### What this task involves:
Repeat every line of the listing below exactly, minus the pictures.

### Input for this task:
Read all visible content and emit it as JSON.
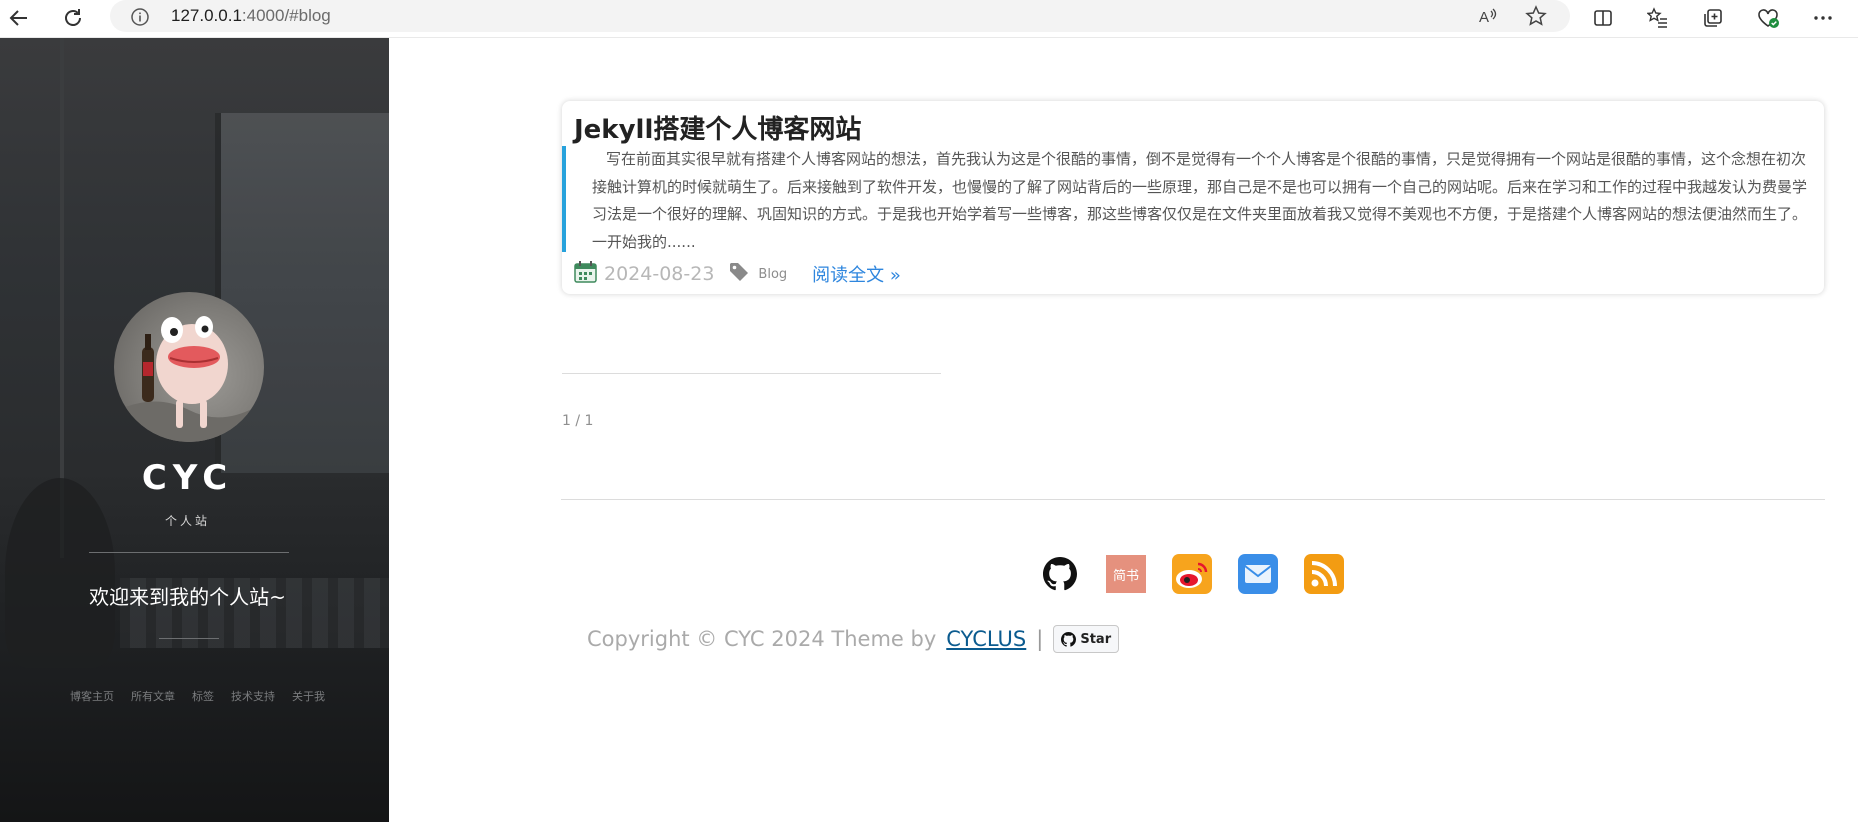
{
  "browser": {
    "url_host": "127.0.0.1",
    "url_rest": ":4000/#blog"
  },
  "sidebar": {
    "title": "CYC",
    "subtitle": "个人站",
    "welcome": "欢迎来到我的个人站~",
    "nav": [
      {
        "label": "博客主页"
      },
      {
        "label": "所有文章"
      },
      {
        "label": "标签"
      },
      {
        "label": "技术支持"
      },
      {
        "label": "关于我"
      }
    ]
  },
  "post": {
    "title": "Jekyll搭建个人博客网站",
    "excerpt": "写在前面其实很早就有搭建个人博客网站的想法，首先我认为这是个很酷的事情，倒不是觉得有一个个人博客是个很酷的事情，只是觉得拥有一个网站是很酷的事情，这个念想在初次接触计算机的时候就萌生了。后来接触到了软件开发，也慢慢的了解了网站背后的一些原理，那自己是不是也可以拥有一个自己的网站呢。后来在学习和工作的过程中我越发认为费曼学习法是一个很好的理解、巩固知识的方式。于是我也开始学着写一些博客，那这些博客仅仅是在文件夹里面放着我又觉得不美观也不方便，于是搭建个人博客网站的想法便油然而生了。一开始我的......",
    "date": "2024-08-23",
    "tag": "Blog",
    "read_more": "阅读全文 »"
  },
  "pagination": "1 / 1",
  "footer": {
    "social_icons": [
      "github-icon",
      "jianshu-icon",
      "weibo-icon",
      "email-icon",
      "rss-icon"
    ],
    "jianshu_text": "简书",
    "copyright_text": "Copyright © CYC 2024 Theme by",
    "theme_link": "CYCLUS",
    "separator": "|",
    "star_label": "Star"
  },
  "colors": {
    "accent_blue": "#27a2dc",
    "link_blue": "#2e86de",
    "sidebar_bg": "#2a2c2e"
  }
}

### Result of the exercise:
Read all visible content and emit it as JSON.
{
  "browser": {
    "url_host": "127.0.0.1",
    "url_rest": ":4000/#blog"
  },
  "sidebar": {
    "title": "CYC",
    "subtitle": "个人站",
    "welcome": "欢迎来到我的个人站~",
    "nav": [
      {
        "label": "博客主页"
      },
      {
        "label": "所有文章"
      },
      {
        "label": "标签"
      },
      {
        "label": "技术支持"
      },
      {
        "label": "关于我"
      }
    ]
  },
  "post": {
    "title": "Jekyll搭建个人博客网站",
    "excerpt": "写在前面其实很早就有搭建个人博客网站的想法，首先我认为这是个很酷的事情，倒不是觉得有一个个人博客是个很酷的事情，只是觉得拥有一个网站是很酷的事情，这个念想在初次接触计算机的时候就萌生了。后来接触到了软件开发，也慢慢的了解了网站背后的一些原理，那自己是不是也可以拥有一个自己的网站呢。后来在学习和工作的过程中我越发认为费曼学习法是一个很好的理解、巩固知识的方式。于是我也开始学着写一些博客，那这些博客仅仅是在文件夹里面放着我又觉得不美观也不方便，于是搭建个人博客网站的想法便油然而生了。一开始我的......",
    "date": "2024-08-23",
    "tag": "Blog",
    "read_more": "阅读全文 »"
  },
  "pagination": "1 / 1",
  "footer": {
    "social_icons": [
      "github-icon",
      "jianshu-icon",
      "weibo-icon",
      "email-icon",
      "rss-icon"
    ],
    "jianshu_text": "简书",
    "copyright_text": "Copyright © CYC 2024 Theme by",
    "theme_link": "CYCLUS",
    "separator": "|",
    "star_label": "Star"
  },
  "colors": {
    "accent_blue": "#27a2dc",
    "link_blue": "#2e86de",
    "sidebar_bg": "#2a2c2e"
  }
}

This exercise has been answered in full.